═══ Provided data ═══

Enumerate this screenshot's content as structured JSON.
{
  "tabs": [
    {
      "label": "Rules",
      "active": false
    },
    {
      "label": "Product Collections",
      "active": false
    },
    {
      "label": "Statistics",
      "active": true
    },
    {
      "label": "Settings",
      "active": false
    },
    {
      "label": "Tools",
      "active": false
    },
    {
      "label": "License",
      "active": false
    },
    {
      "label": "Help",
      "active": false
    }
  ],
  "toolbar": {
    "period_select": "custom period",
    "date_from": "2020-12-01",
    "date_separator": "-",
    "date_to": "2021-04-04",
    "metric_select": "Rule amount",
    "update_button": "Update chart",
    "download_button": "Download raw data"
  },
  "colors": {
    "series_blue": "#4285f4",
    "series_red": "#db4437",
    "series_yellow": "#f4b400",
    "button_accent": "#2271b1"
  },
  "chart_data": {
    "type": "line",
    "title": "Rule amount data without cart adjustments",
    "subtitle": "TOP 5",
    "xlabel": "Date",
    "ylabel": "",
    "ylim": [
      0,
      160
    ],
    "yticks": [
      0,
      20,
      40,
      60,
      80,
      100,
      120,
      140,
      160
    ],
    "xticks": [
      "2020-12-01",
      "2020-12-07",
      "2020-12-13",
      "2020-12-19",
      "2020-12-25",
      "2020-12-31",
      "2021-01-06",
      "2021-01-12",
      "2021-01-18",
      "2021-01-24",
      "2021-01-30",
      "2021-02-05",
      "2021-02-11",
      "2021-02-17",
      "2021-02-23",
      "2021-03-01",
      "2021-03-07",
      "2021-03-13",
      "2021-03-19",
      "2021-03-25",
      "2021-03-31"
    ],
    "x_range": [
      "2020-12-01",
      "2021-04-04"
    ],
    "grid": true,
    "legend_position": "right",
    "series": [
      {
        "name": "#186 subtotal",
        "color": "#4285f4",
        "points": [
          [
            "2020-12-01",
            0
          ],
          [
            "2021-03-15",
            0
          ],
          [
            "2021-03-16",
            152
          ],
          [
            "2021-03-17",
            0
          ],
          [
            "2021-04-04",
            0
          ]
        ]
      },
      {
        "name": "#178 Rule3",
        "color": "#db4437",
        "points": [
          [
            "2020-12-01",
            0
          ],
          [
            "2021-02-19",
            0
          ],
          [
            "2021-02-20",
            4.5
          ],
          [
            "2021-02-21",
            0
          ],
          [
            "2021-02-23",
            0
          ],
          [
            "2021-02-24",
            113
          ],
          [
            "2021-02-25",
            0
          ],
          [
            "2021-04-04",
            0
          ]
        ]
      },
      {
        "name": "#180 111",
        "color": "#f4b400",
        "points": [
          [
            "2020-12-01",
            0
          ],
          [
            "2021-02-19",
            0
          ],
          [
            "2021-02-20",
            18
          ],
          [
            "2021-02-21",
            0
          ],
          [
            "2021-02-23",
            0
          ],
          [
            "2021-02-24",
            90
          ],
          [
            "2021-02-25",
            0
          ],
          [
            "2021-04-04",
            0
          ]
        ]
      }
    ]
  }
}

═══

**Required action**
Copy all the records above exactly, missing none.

**Exercise answer**
Enumerate this screenshot's content as structured JSON.
{
  "tabs": [
    {
      "label": "Rules",
      "active": false
    },
    {
      "label": "Product Collections",
      "active": false
    },
    {
      "label": "Statistics",
      "active": true
    },
    {
      "label": "Settings",
      "active": false
    },
    {
      "label": "Tools",
      "active": false
    },
    {
      "label": "License",
      "active": false
    },
    {
      "label": "Help",
      "active": false
    }
  ],
  "toolbar": {
    "period_select": "custom period",
    "date_from": "2020-12-01",
    "date_separator": "-",
    "date_to": "2021-04-04",
    "metric_select": "Rule amount",
    "update_button": "Update chart",
    "download_button": "Download raw data"
  },
  "colors": {
    "series_blue": "#4285f4",
    "series_red": "#db4437",
    "series_yellow": "#f4b400",
    "button_accent": "#2271b1"
  },
  "chart_data": {
    "type": "line",
    "title": "Rule amount data without cart adjustments",
    "subtitle": "TOP 5",
    "xlabel": "Date",
    "ylabel": "",
    "ylim": [
      0,
      160
    ],
    "yticks": [
      0,
      20,
      40,
      60,
      80,
      100,
      120,
      140,
      160
    ],
    "xticks": [
      "2020-12-01",
      "2020-12-07",
      "2020-12-13",
      "2020-12-19",
      "2020-12-25",
      "2020-12-31",
      "2021-01-06",
      "2021-01-12",
      "2021-01-18",
      "2021-01-24",
      "2021-01-30",
      "2021-02-05",
      "2021-02-11",
      "2021-02-17",
      "2021-02-23",
      "2021-03-01",
      "2021-03-07",
      "2021-03-13",
      "2021-03-19",
      "2021-03-25",
      "2021-03-31"
    ],
    "x_range": [
      "2020-12-01",
      "2021-04-04"
    ],
    "grid": true,
    "legend_position": "right",
    "series": [
      {
        "name": "#186 subtotal",
        "color": "#4285f4",
        "points": [
          [
            "2020-12-01",
            0
          ],
          [
            "2021-03-15",
            0
          ],
          [
            "2021-03-16",
            152
          ],
          [
            "2021-03-17",
            0
          ],
          [
            "2021-04-04",
            0
          ]
        ]
      },
      {
        "name": "#178 Rule3",
        "color": "#db4437",
        "points": [
          [
            "2020-12-01",
            0
          ],
          [
            "2021-02-19",
            0
          ],
          [
            "2021-02-20",
            4.5
          ],
          [
            "2021-02-21",
            0
          ],
          [
            "2021-02-23",
            0
          ],
          [
            "2021-02-24",
            113
          ],
          [
            "2021-02-25",
            0
          ],
          [
            "2021-04-04",
            0
          ]
        ]
      },
      {
        "name": "#180 111",
        "color": "#f4b400",
        "points": [
          [
            "2020-12-01",
            0
          ],
          [
            "2021-02-19",
            0
          ],
          [
            "2021-02-20",
            18
          ],
          [
            "2021-02-21",
            0
          ],
          [
            "2021-02-23",
            0
          ],
          [
            "2021-02-24",
            90
          ],
          [
            "2021-02-25",
            0
          ],
          [
            "2021-04-04",
            0
          ]
        ]
      }
    ]
  }
}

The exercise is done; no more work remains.